Adults with, or at risk of, knee osteoarthritis (OA) who walk slower than 1.22 m/s in the present face an increased mortality risk, regardless of decline over the previous year, suggest the results of a study.
The authors used data from the Osteoarthritis Initiative and defined slow vs adequate walking speed as walking <1.22 vs ≥1.22 m/s on a 20 m walk test during the 12-month follow-up visit. Meaningful decline (yes/no) was defined as slowing ≥0.8 m/s over the past year.
At the 12-month visit, adequate sustainers were classified as those with adequate walking speed and no meaningful decline, slow sustainers as slow walking speed and no meaningful decline, adequate decliners as adequate walking speed and meaningful decline, and slow decliners as slow walking spend and meaningful decline.
The authors recorded mortality over 11 years. They also examined the association of walking speed with mortality using Cox regression, adjusted for potential confounders.

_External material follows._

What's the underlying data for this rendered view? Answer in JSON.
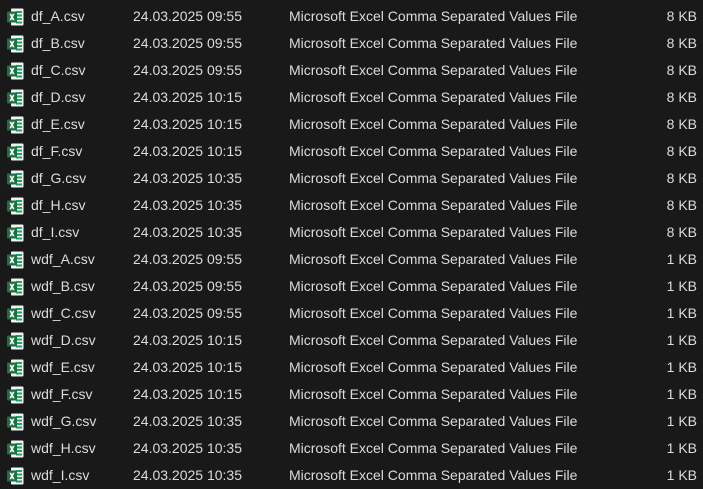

A total of 4,229 participants (mean age, 62±9 years; body mass index, 29±5 kg/m2; 58 percent female) were included in the analysis. Of these, 6 percent (n=270) died over 11 years.
Slow sustainers (hazard ratio [HR], 1.96, 95 percent confidence interval [CI], 1.44–2.66) and slow decliners (HR, 2.08, 95 percent CI, 1.46–2.96) had a twofold higher risk of mortality than adequate sustainers. Compared with adequate sustainers, adequate decliners had 0.43 times risk of mortality (HR, 0.57, 95 percent CI, 0.32–1.01).